Yeah, I’m 63 and have absolutely no interest in this book—but I don’t attribute that to my age (I do read romances with N/A-ish characters and, let’s face it, there aren’t too many romances with sixty-something protagonists—and I’m not sure I’d want to read them even if there were), but rather to Thorne’s style, which does not work for me at all. I was amazed at how popular and critically well-received Thorne’s debut, THE HATING GAME, was. To me, it felt like an office romance written by someone who had never actually worked in an office—and the MCs read like eight-graders involved in some “let’s pretend we’re adults with important jobs” cosplay. Even worse was that so many reviewers thought THG was fresh and original when Sarah Mayberry’s earlier and much better HER FAVORITE RIVAL had pretty much the same setup and plot, but featuring adults with real adult lives.
TL;DR: Sally Thorne just isn’t for me.
I adore The Hating Game.Both characters had bite which made the story sing for me. And the heroine in 99% Mine is downright unlikeable. Teddy and Ruthie are so darling, and, well, darling doesn’t do it for me. #differentstrokes
I do like some N/A but it has to have strong realistic characters who don’t whine or hector. Fantasy romance, like Holly Black’s incredible The Folk of the Air Books, often work for me. And Anne Calhoun’s Uncommon Passion and Jenny Holiday’s Famous both are N/A books on my all time favorite romances list.
I like N/A when the characters don’t “read” as N/A, if that makes sense. I read a lot of dark/mafia/mob romance and the heroines (and sometimes the heroes too) are often quite young, sometimes just on 18; but because they’ve been raised in circumstances that do not take “new” adulthood into account, they read as older.
That makes sense. I just finished Katie Roberts’ Neon Gods, coming out the first of June. It’s a very fun book and with kinda a Mafia feel if the Greek god pantheon were reimagined as the Mafia.
Robert must be one of the most prolific writers in Romancelandia. I’m reading her latest, BRODERICK, right now. It’s the second of a seven-book series that’s kinda-sorta based on Seven Brides for Seven Brothers—if everyone in SBFSB were beautiful and bi and having lots of wild sexy-times in between political machinations and dodging bullets. She’s also two books into an MMMF vampire trilogy. And also Neon Gods…and who knows what else.

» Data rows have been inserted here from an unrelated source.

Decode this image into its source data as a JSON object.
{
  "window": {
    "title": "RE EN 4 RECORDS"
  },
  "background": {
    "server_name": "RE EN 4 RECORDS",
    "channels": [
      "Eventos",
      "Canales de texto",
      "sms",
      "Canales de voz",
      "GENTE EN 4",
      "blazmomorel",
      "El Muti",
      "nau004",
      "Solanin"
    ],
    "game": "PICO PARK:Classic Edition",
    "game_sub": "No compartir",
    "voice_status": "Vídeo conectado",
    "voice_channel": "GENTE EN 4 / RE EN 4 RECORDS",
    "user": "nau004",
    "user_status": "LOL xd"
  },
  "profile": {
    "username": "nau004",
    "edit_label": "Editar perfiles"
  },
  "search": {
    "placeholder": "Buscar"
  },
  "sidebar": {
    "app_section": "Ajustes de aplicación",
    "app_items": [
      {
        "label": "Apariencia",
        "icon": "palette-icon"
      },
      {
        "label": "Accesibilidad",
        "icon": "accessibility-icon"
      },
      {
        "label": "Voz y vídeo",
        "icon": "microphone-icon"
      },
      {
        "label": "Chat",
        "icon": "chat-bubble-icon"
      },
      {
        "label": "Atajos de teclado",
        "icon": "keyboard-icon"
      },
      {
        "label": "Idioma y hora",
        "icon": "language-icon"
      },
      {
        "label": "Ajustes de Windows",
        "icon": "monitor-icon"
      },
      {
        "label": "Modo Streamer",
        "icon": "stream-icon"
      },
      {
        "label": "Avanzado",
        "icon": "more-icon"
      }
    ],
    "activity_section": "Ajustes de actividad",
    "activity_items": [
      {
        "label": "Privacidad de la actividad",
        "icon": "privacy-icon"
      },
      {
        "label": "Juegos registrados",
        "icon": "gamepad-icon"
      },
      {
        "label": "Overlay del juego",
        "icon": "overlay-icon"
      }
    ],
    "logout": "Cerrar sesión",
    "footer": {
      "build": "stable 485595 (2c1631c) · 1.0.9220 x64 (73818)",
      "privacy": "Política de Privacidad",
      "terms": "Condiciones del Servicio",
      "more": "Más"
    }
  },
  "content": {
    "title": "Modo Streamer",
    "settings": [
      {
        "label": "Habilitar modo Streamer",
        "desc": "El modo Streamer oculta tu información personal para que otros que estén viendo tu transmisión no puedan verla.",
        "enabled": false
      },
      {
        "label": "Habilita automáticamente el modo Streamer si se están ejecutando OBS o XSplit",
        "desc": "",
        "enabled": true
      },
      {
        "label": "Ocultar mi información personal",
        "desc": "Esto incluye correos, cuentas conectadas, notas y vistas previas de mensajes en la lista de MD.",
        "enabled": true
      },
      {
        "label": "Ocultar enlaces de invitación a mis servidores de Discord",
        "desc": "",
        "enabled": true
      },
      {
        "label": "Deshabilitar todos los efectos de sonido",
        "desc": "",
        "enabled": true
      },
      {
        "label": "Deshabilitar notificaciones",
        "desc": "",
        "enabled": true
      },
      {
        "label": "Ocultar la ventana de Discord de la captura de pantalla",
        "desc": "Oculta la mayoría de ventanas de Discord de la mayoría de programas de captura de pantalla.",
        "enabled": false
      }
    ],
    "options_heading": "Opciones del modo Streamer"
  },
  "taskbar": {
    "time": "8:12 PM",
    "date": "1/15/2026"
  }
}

She’s not normally my cuppa, but I’m a sucker for stories based on Greek/Norse/Roman mythology.
Hailey Turner’s urban fantasy Soulbound series is steeped in mythology from pantheons from all around the world – Greek, Nordic, South American, Celtic and others. The main romantic pairing is m/m, but while the romance is key to the story, the plot and action are in the forefront. I’m doing the series in audio (the narrator is fabulous) and really enjoying it.

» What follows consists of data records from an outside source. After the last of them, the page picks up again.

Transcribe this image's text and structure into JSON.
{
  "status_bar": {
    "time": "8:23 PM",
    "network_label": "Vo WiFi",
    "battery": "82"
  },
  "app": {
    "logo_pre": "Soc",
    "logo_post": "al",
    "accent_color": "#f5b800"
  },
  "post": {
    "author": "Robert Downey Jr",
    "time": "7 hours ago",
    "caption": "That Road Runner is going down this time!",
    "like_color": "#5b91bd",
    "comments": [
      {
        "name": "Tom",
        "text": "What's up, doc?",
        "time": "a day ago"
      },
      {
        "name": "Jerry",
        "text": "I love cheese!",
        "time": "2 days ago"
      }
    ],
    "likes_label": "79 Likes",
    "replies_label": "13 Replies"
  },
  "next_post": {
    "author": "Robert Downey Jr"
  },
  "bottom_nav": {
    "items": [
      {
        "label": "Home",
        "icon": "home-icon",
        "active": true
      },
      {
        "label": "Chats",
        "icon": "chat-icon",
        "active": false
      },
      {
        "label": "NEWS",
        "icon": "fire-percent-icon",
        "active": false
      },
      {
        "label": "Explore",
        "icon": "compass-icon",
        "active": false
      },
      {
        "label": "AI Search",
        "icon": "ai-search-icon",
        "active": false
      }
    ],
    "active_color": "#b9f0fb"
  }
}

Sounds perfect for you!
Well, yes, but I thought the mythology aspects might tempt you…
*perk* I must check out this series.
I surprised myself by actually really liking SFI. (Dabney and I are generally reading twins.) There was definitely something off about it… maybe the lack of chemistry. But there was also a lot that I enjoyed. I do think her prose is just wonderful, in a genre which tends to prioritize story over writing.
I DNF’d her second, after loving The Hating Game, and now I want to give it a second chance.
I think it’s just that I have a very low tolerance for quirky as a plot device. I do think she uses language in engaging and smart ways but the personalities in this book are just too sweetly quaint for me.
I am reminded of a card I gave to one of my best friends recently. On the outside it said, “When I first met you, I thought you were a bitch.” Inside it says, “It turns out I really like bitches.” While this does not necessarily reflect well on me, it does, I suspect, explain my lack of interest in the characters that people SFI.
I don’t remember if you read YA, but I have a book for you: In Other Lands by Sarah Rees Brennan.
It looks very interesting. Thanks for the rec!
I loved Sarah Mayberry’s Her Favorite Rival! I think it’s time fora reread.